An average person can now afford much more than what they could a decade ago. Purchasing power and consumerism has grown rapidly among all sections of people. An auto driver on an average earns Rs.10,000 per month. Most of the middle class youngsters working in software, call center earn a huge some of salaries and spend proportionately. The salaries in public sectors have also shot up rapidly. Salaries of lecturers, government employees have almost doubled in the last five years where as the inflation has grown at a slower rate (compound at 5% per annum makes a rise of 30% in five years). So even they can afford much more than before. The spending habits of people have influenced the growth various commercial activities. Number of shopping malls, pizza huts, mobile revolution, restaurants have shot up and have created numerous jobs reducing unemployment drastically, thereby providing uplifting the lower socio economic classes. It is also true that income disparity has widened. Even though everyone doesn’t have same share of the pie, the pie has definitely gotten bigger.
Who is responsible for these changes? Is it the government with its rhetoric of ‘Garibi hataov’, ‘rozgaar yogna’ , ‘framers subsidy’, or is it due to bunch of philanthropists giving money to NGO’s to alleviate poverty?
Neither the Government, nor the pure charity has bought any significant changes. Root of all these changes lie in government becoming ‘liberal’ since the 90’s by ending the ‘Licence Raj’ in economy and opening the market for international trade. This released the entrepreneurial spirit of Indians to show their potential to the world. We saw the birth of Infosys, Wipro and Satyam. Hundreds of multinationals like Cisco, Yahoo, Texas Instruments and Microsoft saw their destiny in India. The motive behind all these companies was to raise productivity and make profit. Hundreds and thousands of young engineers got jobs in these companies and started earning huge sums of money. They also worked for their own personal gains. Most of them neither directly worked for nor had any intention of contributing actively for the social development. Yet they themselves became the indirect cause of change in the society.
The change, as economists rightly attribute, is due to ‘the invisible hand’ at work. To quote Adam Smith from his ‘The Wealth of Nations’:
“It is not from the benevolence of the butcher, the brewer, or the baker that we expect our dinner, but from their regard to their own interest…. Someone earning money by his own labor benefits himself. Unknowingly, he also benefits society, because to earn income on his labor in a competitive market, he must produce something others value…”.

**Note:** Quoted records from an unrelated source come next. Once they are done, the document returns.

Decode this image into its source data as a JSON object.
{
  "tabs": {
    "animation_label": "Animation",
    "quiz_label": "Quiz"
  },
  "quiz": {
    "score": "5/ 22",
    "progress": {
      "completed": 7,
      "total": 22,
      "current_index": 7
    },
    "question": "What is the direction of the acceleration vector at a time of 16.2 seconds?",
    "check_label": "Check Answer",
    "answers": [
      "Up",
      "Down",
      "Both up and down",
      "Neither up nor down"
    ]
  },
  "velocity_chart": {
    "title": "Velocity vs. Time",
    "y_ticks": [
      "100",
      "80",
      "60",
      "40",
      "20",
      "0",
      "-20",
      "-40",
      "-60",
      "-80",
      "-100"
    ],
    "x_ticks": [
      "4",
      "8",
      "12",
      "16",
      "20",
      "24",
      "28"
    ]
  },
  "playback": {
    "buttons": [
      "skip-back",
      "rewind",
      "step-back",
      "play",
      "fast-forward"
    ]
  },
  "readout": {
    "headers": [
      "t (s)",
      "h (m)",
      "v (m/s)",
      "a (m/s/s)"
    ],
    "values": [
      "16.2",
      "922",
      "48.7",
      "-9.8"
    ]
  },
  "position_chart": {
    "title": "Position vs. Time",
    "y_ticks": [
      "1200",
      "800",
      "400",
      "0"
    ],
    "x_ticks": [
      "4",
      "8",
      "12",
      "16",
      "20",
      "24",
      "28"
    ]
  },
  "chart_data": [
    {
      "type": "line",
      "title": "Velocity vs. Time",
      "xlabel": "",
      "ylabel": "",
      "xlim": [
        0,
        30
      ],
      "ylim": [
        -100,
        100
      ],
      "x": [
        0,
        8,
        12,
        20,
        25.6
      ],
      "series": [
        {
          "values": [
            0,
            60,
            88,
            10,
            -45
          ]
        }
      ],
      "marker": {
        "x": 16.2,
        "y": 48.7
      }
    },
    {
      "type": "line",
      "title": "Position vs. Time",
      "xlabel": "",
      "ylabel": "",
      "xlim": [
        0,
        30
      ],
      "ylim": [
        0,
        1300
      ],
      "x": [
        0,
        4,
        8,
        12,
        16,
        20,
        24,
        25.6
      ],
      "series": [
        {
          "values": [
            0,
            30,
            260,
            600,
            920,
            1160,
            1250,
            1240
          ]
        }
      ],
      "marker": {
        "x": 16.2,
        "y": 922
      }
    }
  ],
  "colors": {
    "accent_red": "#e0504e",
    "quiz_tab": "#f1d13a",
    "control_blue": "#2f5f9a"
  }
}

Each person pursuing his own interest has invested his human and financial capital to allocate resources in the appropriate manner for maximum personal gain. In the process he or she has added substantial value to the society by creating goods and services beneficial to the rest of the society. This process has generated wealth and prosperity and thereby alleviating poverty automatically.
What was government’s role in the whole process? Government helped the whole process not by increasing its role, but by limiting its role in the economic affairs. Economic freedom has also benefited the government by increased taxes collection. As people are getting richer they pay more taxes, governments budget gets fatter. Government with all its inefficient and corrupt usage of resources still leaves a bigger slice of pie for the poor in its social initiatives. Eventually if the government succeeds in empowering all sections of society, almost everyone will be able to the, reap the benefits of liberalization and global trade.
India is rising not by the state but despite the state. Thanks to the power of invisible hand!